* TASK BRIEF *
Please write out the listing again, keeping every character the same.

* SUPPLIED MATERIAL *
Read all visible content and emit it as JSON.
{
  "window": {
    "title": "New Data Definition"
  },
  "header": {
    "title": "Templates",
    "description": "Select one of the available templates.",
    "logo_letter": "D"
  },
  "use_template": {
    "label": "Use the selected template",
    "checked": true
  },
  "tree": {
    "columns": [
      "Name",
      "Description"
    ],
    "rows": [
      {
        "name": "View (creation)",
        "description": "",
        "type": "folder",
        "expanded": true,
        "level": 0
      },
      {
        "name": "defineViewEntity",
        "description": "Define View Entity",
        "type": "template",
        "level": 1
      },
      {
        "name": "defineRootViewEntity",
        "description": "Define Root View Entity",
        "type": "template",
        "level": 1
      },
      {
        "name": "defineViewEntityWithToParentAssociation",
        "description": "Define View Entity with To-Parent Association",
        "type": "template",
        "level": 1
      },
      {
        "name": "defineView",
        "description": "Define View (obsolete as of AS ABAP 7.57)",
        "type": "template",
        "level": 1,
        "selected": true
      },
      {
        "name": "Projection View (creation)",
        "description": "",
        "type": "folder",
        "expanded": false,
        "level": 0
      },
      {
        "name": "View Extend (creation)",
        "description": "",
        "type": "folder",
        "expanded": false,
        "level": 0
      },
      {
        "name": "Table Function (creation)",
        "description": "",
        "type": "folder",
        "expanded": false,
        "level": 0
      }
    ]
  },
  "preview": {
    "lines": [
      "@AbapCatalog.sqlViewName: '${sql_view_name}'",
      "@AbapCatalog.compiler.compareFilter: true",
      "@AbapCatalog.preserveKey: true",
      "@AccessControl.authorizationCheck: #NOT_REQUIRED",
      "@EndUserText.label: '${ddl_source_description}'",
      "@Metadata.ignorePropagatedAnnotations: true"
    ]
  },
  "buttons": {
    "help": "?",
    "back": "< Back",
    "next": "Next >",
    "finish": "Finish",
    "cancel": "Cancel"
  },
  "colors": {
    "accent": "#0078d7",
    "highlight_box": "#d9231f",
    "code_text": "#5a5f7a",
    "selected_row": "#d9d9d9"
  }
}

* RESPONSE BELOW *
Read all visible content and emit it as JSON.
{
  "window": {
    "title": "New Data Definition"
  },
  "header": {
    "title": "Templates",
    "description": "Select one of the available templates.",
    "logo_letter": "D"
  },
  "use_template": {
    "label": "Use the selected template",
    "checked": true
  },
  "tree": {
    "columns": [
      "Name",
      "Description"
    ],
    "rows": [
      {
        "name": "View (creation)",
        "description": "",
        "type": "folder",
        "expanded": true,
        "level": 0
      },
      {
        "name": "defineViewEntity",
        "description": "Define View Entity",
        "type": "template",
        "level": 1
      },
      {
        "name": "defineRootViewEntity",
        "description": "Define Root View Entity",
        "type": "template",
        "level": 1
      },
      {
        "name": "defineViewEntityWithToParentAssociation",
        "description": "Define View Entity with To-Parent Association",
        "type": "template",
        "level": 1
      },
      {
        "name": "defineView",
        "description": "Define View (obsolete as of AS ABAP 7.57)",
        "type": "template",
        "level": 1,
        "selected": true
      },
      {
        "name": "Projection View (creation)",
        "description": "",
        "type": "folder",
        "expanded": false,
        "level": 0
      },
      {
        "name": "View Extend (creation)",
        "description": "",
        "type": "folder",
        "expanded": false,
        "level": 0
      },
      {
        "name": "Table Function (creation)",
        "description": "",
        "type": "folder",
        "expanded": false,
        "level": 0
      }
    ]
  },
  "preview": {
    "lines": [
      "@AbapCatalog.sqlViewName: '${sql_view_name}'",
      "@AbapCatalog.compiler.compareFilter: true",
      "@AbapCatalog.preserveKey: true",
      "@AccessControl.authorizationCheck: #NOT_REQUIRED",
      "@EndUserText.label: '${ddl_source_description}'",
      "@Metadata.ignorePropagatedAnnotations: true"
    ]
  },
  "buttons": {
    "help": "?",
    "back": "< Back",
    "next": "Next >",
    "finish": "Finish",
    "cancel": "Cancel"
  },
  "colors": {
    "accent": "#0078d7",
    "highlight_box": "#d9231f",
    "code_text": "#5a5f7a",
    "selected_row": "#d9d9d9"
  }
}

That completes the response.